--- Supplied records Enclosed Below ---

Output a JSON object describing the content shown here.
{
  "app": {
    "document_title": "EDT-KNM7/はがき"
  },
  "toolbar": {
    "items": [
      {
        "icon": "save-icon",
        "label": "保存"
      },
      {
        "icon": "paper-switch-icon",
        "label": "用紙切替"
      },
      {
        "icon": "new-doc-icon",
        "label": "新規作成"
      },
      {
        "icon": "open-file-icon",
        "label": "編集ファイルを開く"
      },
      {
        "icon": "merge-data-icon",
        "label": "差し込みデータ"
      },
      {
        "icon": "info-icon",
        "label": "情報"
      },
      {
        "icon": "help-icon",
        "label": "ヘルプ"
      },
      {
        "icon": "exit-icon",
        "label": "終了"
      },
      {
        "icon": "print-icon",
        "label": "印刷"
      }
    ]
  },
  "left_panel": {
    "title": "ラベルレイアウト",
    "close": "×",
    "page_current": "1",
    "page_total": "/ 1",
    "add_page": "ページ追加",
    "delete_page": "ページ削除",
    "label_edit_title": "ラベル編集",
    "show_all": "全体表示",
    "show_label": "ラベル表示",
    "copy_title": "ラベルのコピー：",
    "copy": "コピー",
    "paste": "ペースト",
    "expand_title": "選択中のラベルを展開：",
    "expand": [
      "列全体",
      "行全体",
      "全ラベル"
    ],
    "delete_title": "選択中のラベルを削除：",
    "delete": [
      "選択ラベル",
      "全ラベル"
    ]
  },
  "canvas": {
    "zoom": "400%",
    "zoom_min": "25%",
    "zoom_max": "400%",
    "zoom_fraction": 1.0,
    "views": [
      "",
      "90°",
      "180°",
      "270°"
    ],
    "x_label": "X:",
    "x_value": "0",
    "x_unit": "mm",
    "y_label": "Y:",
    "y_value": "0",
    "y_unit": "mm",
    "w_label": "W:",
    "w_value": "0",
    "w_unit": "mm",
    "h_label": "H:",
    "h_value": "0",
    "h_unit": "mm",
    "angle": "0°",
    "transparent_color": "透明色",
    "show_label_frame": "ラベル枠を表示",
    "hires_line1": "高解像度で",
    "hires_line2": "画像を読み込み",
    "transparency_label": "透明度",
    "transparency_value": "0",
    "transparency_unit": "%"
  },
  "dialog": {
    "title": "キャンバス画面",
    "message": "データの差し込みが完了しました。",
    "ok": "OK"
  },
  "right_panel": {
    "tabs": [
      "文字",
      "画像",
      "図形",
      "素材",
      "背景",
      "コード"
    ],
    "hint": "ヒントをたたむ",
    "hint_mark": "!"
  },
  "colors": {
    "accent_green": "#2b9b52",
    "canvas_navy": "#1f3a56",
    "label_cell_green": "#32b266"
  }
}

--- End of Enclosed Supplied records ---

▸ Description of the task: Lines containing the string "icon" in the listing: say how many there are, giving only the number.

▸ Exercise solution: 9